Discovery could lead to munitions that go further, much faster
Researchers from the U.S. Army and top universities discovered a new way to get more energy out of energetic materials containing aluminum, common in battlefield systems, by igniting aluminum micron powders coated with graphene oxide.
Shorter sleep can lead to dehydration
Adults who sleep just six hours per night -- as opposed to eight -- may have a higher chance of being dehydrated, according to a study by Penn State.
For the brokenhearted, grief can lead to death
Grief can cause inflammation that can kill, according to new research from Rice University.
Lead or follow: What sets leaders apart?
Leaders are more willing to take responsibility for making decisions that affect the welfare of others.
Taking the lead toward witchweed control
A compound that binds to and inhibits a crucial receptor protein offers a new route for controlling a parasitic plant.
How looking at the big picture can lead to better decisions
New research suggests how distancing yourself from a decision may help you make the choice that produces the most benefit for you and others affected.
More Lead News and Lead Current Events

Trending Science News

Current Coronavirus (COVID-19) News

Top Science Podcasts

We have hand picked the top science podcasts of 2020.
Now Playing: TED Radio Hour

Teaching For Better Humans 2.0
More than test scores or good grades–what do kids need for the future? This hour, TED speakers explore how to help children grow into better humans, both during and after this time of crisis. Guests include educators Richard Culatta and Liz Kleinrock, psychologist Thomas Curran, and writer Jacqueline Woodson.
Now Playing: Science for the People

#556 The Power of Friendship
It's 2020 and times are tough. Maybe some of us are learning about social distancing the hard way. Maybe we just are all a little anxious. No matter what, we could probably use a friend. But what is a friend, exactly? And why do we need them so much? This week host Bethany Brookshire speaks with Lydia Denworth, author of the new book "Friendship: The Evolution, Biology, and Extraordinary Power of Life's Fundamental Bond". This episode is hosted by Bethany Brookshire, science writer from Science News.
Now Playing: Radiolab

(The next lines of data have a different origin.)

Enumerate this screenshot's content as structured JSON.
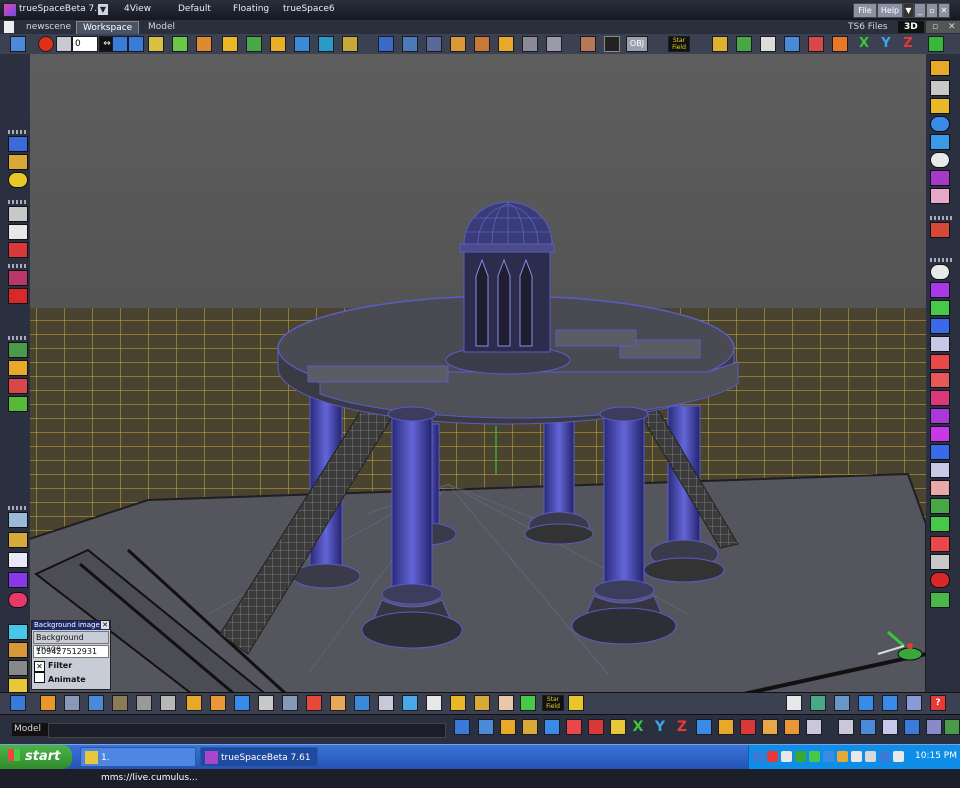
{
  "window": {
    "title": "trueSpaceBeta 7.61",
    "layouts": [
      "4View",
      "Default",
      "Floating",
      "trueSpace6"
    ],
    "menu": [
      "File",
      "Help"
    ]
  },
  "tabs": {
    "scene": "newscene",
    "items": [
      "Workspace",
      "Model"
    ],
    "right_label": "TS6 Files",
    "mode_label": "3D"
  },
  "toolbar": {
    "frame_value": "0",
    "obj_label": "OBJ",
    "starfield_label": "Star Field",
    "axis_labels": [
      "X",
      "Y",
      "Z"
    ]
  },
  "background_panel": {
    "header": "Background image",
    "field_label": "Background image",
    "value": "109427512931",
    "filter_label": "Filter",
    "filter_checked": true,
    "animate_label": "Animate",
    "animate_checked": false
  },
  "bottom_toolbar": {
    "starfield_label": "Star Field",
    "axis_labels": [
      "X",
      "Y",
      "Z"
    ]
  },
  "status": {
    "mode": "Model"
  },
  "taskbar": {
    "start_label": "start",
    "tasks": [
      {
        "label": "1. mms://live.cumulus...",
        "active": false
      },
      {
        "label": "trueSpaceBeta 7.61",
        "active": true
      }
    ],
    "clock": "10:15 PM"
  },
  "colors": {
    "model_stroke": "#5a5cc8",
    "grid_yellow": "#c9b13a",
    "floor_back": "#4b4a45",
    "sky": "#5f5f5f"
  }
}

Space
One of the most consistent questions we get at the show is from parents who want to know which episodes are kid-friendly and which aren't. So today, we're releasing a separate feed, Radiolab for Kids. To kick it off, we're rerunning an all-time favorite episode: Space. In the 60's, space exploration was an American obsession. This hour, we chart the path from romance to increasing cynicism. We begin with Ann Druyan, widow of Carl Sagan, with a story about the Voyager expedition, true love, and a golden record that travels through space. And astrophysicist Neil de Grasse Tyson explains the Coepernican Principle, and just how insignificant we are. Support Radiolab today at Radiolab.org/donate.